Exercise objective:
Look through the entries for the string "Krankheitsarten", and copy each line that holds it.

Data listing:

╭──

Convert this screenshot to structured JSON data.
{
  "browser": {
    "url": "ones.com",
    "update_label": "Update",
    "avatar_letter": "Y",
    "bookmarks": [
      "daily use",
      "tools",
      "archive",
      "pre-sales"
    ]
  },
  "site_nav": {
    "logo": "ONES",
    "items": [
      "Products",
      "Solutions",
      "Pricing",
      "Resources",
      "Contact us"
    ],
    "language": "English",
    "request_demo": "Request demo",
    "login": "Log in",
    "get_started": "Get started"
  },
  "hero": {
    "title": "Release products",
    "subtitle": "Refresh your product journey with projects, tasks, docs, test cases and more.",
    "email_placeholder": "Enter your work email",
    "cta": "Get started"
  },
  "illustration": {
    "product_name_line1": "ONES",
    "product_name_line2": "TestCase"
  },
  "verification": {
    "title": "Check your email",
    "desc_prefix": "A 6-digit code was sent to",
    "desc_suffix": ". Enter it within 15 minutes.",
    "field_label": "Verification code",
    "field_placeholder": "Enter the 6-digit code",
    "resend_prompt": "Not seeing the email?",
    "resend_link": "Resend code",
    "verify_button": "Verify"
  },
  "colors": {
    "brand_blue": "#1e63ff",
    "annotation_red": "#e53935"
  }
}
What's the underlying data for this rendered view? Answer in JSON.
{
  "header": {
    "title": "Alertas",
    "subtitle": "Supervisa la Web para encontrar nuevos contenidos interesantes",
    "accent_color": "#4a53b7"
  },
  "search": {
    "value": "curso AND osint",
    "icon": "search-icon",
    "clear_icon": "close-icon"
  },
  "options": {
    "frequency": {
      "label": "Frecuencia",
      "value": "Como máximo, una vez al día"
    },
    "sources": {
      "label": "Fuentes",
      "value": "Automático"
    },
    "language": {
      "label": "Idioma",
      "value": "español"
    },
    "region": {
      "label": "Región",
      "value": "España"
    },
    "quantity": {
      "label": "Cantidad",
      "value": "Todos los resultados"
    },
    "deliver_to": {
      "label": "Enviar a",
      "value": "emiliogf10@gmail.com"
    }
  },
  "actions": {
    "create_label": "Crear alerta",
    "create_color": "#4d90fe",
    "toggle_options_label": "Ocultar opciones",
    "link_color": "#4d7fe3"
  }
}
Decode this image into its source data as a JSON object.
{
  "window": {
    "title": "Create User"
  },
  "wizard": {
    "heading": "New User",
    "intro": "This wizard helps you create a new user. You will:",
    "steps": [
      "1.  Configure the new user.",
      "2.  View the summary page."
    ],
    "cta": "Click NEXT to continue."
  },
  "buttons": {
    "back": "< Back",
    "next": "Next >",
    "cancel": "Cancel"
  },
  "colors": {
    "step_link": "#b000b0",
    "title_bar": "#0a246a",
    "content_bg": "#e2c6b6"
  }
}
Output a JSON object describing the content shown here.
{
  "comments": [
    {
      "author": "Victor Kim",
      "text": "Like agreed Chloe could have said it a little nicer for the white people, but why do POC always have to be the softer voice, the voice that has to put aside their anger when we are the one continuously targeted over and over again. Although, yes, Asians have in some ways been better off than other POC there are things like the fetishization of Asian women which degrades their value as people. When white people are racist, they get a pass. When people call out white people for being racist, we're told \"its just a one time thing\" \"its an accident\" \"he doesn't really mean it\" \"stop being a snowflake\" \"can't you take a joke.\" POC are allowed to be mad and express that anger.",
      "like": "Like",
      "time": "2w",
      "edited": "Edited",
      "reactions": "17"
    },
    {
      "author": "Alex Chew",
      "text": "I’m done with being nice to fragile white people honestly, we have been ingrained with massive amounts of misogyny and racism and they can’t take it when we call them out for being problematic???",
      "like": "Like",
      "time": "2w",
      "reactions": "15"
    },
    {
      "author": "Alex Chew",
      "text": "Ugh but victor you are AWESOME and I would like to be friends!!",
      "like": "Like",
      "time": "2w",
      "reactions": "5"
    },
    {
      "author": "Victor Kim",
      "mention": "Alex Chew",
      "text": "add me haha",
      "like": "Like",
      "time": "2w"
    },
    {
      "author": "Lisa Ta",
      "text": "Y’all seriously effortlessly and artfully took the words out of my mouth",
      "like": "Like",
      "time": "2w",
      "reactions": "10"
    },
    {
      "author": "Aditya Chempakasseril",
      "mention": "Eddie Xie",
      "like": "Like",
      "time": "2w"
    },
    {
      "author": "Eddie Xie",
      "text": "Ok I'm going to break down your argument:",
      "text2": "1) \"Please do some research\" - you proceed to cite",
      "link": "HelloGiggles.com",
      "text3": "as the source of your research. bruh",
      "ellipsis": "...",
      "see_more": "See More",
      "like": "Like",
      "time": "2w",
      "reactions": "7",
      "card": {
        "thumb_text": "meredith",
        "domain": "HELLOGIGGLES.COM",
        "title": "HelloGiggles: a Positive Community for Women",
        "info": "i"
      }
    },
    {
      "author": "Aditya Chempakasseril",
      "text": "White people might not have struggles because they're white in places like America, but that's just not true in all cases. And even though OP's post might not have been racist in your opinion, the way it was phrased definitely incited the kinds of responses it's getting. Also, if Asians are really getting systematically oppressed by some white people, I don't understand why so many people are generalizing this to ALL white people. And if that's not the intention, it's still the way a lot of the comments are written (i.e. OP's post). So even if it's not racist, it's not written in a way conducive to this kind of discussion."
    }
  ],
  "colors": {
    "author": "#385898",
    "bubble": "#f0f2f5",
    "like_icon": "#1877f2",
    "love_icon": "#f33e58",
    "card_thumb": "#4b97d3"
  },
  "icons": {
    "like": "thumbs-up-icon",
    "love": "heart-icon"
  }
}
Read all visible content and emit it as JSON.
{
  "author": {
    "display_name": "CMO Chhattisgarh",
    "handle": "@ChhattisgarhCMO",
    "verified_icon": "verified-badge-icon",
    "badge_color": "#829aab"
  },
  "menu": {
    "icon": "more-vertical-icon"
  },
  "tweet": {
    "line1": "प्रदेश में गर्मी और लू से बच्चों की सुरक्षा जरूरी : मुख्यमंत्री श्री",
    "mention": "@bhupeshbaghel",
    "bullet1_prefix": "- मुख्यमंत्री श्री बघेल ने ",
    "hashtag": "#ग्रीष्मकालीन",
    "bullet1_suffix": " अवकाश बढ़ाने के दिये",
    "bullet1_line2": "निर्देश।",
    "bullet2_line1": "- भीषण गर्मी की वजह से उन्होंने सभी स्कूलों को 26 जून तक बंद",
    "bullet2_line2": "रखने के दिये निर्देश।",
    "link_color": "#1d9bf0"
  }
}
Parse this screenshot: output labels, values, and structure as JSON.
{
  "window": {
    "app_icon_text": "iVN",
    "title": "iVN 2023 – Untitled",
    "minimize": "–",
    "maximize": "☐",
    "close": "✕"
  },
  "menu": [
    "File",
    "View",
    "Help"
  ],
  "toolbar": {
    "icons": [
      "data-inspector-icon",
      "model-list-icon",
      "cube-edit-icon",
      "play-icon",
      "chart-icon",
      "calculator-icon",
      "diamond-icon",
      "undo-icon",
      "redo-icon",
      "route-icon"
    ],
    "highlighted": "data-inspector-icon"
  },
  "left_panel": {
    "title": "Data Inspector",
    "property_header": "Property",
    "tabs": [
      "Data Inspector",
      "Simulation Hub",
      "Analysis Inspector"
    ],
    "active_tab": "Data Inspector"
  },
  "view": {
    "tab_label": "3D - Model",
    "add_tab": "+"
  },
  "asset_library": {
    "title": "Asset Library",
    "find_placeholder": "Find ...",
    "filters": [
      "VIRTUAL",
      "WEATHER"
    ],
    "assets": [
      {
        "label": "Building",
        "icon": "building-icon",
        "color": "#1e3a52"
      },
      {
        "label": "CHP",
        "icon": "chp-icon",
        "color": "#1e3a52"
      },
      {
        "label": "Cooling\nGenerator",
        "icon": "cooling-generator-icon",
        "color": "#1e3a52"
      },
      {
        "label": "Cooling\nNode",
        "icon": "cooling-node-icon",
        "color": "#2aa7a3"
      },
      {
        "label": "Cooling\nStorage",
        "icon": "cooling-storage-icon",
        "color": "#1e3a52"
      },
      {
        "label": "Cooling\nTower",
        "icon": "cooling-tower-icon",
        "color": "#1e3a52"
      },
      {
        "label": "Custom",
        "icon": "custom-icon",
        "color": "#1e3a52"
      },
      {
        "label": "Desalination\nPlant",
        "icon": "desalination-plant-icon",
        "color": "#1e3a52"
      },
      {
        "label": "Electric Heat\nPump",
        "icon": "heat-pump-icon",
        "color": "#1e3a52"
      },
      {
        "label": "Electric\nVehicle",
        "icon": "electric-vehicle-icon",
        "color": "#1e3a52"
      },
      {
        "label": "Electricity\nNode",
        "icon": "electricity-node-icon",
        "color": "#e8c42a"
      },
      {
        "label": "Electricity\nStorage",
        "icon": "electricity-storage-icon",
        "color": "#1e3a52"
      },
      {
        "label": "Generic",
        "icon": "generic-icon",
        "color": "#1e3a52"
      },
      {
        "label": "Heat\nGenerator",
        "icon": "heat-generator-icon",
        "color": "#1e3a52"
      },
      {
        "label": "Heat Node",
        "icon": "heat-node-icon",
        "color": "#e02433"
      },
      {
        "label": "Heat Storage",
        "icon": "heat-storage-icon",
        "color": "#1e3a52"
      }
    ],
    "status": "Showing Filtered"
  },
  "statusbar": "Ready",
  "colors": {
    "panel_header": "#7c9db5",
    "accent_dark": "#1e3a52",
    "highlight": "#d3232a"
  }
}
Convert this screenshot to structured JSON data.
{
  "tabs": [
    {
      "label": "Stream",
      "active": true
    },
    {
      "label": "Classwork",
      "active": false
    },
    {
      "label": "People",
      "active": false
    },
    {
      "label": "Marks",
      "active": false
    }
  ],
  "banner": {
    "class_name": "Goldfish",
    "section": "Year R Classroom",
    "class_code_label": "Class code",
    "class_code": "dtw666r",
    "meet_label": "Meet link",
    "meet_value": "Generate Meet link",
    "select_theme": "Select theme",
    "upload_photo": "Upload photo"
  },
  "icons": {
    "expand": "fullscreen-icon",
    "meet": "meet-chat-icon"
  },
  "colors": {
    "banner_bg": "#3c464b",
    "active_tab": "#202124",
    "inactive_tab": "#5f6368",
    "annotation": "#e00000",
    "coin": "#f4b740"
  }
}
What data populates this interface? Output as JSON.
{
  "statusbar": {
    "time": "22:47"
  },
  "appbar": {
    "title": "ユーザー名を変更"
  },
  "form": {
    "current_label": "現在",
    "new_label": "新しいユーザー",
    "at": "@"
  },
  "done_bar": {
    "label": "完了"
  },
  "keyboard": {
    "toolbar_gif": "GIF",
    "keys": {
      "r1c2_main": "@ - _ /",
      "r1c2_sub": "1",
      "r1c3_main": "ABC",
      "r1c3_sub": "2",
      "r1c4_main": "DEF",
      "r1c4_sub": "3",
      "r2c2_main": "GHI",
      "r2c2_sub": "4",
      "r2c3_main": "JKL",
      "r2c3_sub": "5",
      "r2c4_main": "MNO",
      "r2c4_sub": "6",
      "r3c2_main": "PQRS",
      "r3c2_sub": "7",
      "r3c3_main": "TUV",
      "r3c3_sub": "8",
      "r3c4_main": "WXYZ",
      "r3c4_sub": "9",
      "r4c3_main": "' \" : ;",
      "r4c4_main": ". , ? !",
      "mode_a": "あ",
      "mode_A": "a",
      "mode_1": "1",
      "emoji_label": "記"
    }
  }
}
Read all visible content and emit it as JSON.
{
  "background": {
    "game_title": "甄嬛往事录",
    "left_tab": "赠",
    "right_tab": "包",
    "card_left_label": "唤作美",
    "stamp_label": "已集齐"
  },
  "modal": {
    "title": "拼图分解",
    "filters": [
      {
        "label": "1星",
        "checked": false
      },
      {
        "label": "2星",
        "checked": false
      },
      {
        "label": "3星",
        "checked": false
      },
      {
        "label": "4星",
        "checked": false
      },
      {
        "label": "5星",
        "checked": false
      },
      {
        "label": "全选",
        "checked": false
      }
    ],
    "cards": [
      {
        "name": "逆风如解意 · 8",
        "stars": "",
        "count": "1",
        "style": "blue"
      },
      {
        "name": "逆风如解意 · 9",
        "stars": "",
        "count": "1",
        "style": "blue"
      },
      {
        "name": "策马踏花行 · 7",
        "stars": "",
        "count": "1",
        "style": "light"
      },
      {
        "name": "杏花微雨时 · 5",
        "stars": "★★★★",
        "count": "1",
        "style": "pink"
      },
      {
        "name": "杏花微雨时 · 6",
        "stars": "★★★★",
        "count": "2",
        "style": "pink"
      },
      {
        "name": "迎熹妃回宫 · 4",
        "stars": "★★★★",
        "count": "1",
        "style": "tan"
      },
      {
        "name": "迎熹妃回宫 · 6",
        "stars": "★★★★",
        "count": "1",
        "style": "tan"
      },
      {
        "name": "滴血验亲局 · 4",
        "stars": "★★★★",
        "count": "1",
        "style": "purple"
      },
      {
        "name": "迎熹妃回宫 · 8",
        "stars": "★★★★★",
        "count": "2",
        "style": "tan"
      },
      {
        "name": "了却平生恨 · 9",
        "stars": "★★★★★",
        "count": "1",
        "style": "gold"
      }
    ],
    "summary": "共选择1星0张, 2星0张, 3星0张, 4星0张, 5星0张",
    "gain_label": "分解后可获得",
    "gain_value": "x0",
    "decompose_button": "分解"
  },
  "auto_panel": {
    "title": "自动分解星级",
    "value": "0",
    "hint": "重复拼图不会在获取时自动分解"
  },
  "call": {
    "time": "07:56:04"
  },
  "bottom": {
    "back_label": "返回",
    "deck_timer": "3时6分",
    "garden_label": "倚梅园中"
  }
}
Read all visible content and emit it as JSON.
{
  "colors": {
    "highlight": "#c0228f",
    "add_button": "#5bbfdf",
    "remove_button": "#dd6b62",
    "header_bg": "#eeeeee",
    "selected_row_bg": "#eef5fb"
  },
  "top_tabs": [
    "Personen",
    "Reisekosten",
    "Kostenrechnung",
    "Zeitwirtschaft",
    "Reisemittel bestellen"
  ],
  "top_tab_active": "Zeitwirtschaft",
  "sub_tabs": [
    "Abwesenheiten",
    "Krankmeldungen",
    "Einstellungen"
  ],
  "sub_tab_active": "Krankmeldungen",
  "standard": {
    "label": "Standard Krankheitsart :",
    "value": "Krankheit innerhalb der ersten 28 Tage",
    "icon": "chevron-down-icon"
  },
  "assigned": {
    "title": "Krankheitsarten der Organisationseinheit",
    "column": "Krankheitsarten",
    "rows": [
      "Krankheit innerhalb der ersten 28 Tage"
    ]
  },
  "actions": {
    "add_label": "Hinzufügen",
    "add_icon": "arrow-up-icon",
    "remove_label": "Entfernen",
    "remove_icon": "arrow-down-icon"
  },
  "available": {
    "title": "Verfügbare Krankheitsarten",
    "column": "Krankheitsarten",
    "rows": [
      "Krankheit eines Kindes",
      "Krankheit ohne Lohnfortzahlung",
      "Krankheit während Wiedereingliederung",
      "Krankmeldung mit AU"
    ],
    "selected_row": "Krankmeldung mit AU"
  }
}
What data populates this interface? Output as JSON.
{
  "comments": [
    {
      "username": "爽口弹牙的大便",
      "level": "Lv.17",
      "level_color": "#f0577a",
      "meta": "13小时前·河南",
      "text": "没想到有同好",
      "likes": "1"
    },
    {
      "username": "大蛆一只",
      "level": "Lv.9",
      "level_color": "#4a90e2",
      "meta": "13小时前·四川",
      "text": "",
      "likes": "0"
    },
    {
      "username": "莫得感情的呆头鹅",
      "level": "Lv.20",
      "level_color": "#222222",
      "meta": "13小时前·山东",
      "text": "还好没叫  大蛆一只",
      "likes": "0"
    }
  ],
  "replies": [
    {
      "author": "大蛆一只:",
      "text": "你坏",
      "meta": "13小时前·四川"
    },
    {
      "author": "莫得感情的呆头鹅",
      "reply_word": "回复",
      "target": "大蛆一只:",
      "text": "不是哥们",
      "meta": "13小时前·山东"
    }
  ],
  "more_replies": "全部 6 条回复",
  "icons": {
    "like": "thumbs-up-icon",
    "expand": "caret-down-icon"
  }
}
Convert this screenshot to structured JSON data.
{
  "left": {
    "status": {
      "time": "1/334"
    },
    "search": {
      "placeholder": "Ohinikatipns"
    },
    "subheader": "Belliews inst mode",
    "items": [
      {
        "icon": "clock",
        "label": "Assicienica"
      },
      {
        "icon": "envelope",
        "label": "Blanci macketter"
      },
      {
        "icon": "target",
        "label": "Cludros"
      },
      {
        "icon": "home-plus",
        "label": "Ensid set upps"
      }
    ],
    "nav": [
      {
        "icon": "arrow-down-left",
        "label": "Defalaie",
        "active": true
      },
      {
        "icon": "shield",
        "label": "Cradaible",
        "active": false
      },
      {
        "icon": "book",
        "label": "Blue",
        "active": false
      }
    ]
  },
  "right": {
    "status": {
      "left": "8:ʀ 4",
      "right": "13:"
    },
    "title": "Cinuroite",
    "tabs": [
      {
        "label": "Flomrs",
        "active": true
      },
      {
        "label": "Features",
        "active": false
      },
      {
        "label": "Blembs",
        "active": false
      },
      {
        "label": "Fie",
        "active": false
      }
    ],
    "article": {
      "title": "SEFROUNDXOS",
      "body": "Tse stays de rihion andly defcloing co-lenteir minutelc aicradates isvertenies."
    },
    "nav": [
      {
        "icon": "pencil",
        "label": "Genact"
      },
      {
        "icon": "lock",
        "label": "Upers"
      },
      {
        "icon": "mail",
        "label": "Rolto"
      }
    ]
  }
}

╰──

Expected output:
    "title": "Krankheitsarten der Organisationseinheit",
    "column": "Krankheitsarten",
    "title": "Verfügbare Krankheitsarten",
    "column": "Krankheitsarten",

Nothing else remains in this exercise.